Work instructions.
In the answer, each line of the listing should appear again unchanged.

Records provided.
○ ○ ○ ○ ○

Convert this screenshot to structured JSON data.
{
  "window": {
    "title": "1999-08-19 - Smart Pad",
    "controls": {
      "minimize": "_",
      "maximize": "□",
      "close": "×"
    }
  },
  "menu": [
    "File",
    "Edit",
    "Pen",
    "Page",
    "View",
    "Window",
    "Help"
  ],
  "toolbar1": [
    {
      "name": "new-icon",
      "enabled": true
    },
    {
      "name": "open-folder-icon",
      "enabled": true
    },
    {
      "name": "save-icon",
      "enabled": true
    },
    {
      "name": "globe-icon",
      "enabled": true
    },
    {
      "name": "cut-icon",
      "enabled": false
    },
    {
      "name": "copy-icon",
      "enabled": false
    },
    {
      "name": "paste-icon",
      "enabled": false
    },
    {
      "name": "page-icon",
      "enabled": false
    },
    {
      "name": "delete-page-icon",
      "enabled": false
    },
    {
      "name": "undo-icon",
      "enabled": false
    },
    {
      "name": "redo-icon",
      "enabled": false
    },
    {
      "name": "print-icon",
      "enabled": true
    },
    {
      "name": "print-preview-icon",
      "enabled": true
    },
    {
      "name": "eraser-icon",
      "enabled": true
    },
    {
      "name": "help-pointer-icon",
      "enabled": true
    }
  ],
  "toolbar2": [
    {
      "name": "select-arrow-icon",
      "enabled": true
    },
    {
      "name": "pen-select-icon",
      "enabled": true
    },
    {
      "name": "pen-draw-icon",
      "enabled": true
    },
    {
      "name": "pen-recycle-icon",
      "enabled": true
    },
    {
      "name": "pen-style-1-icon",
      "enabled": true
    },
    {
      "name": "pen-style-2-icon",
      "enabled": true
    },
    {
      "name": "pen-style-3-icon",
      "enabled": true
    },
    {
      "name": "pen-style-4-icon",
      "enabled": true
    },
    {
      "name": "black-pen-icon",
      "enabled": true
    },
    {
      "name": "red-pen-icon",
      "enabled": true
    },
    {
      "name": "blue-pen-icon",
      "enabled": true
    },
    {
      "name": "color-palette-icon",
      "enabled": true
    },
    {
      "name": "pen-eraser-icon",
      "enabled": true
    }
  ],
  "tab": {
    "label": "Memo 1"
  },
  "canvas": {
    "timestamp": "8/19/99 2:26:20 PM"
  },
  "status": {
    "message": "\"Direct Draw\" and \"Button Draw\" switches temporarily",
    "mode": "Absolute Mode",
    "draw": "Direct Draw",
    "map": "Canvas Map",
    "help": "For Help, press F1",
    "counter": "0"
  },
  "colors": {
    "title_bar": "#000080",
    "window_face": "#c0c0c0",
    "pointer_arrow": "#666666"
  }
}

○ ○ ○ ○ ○

Solution to this task.
Convert this screenshot to structured JSON data.
{
  "window": {
    "title": "1999-08-19 - Smart Pad",
    "controls": {
      "minimize": "_",
      "maximize": "□",
      "close": "×"
    }
  },
  "menu": [
    "File",
    "Edit",
    "Pen",
    "Page",
    "View",
    "Window",
    "Help"
  ],
  "toolbar1": [
    {
      "name": "new-icon",
      "enabled": true
    },
    {
      "name": "open-folder-icon",
      "enabled": true
    },
    {
      "name": "save-icon",
      "enabled": true
    },
    {
      "name": "globe-icon",
      "enabled": true
    },
    {
      "name": "cut-icon",
      "enabled": false
    },
    {
      "name": "copy-icon",
      "enabled": false
    },
    {
      "name": "paste-icon",
      "enabled": false
    },
    {
      "name": "page-icon",
      "enabled": false
    },
    {
      "name": "delete-page-icon",
      "enabled": false
    },
    {
      "name": "undo-icon",
      "enabled": false
    },
    {
      "name": "redo-icon",
      "enabled": false
    },
    {
      "name": "print-icon",
      "enabled": true
    },
    {
      "name": "print-preview-icon",
      "enabled": true
    },
    {
      "name": "eraser-icon",
      "enabled": true
    },
    {
      "name": "help-pointer-icon",
      "enabled": true
    }
  ],
  "toolbar2": [
    {
      "name": "select-arrow-icon",
      "enabled": true
    },
    {
      "name": "pen-select-icon",
      "enabled": true
    },
    {
      "name": "pen-draw-icon",
      "enabled": true
    },
    {
      "name": "pen-recycle-icon",
      "enabled": true
    },
    {
      "name": "pen-style-1-icon",
      "enabled": true
    },
    {
      "name": "pen-style-2-icon",
      "enabled": true
    },
    {
      "name": "pen-style-3-icon",
      "enabled": true
    },
    {
      "name": "pen-style-4-icon",
      "enabled": true
    },
    {
      "name": "black-pen-icon",
      "enabled": true
    },
    {
      "name": "red-pen-icon",
      "enabled": true
    },
    {
      "name": "blue-pen-icon",
      "enabled": true
    },
    {
      "name": "color-palette-icon",
      "enabled": true
    },
    {
      "name": "pen-eraser-icon",
      "enabled": true
    }
  ],
  "tab": {
    "label": "Memo 1"
  },
  "canvas": {
    "timestamp": "8/19/99 2:26:20 PM"
  },
  "status": {
    "message": "\"Direct Draw\" and \"Button Draw\" switches temporarily",
    "mode": "Absolute Mode",
    "draw": "Direct Draw",
    "map": "Canvas Map",
    "help": "For Help, press F1",
    "counter": "0"
  },
  "colors": {
    "title_bar": "#000080",
    "window_face": "#c0c0c0",
    "pointer_arrow": "#666666"
  }
}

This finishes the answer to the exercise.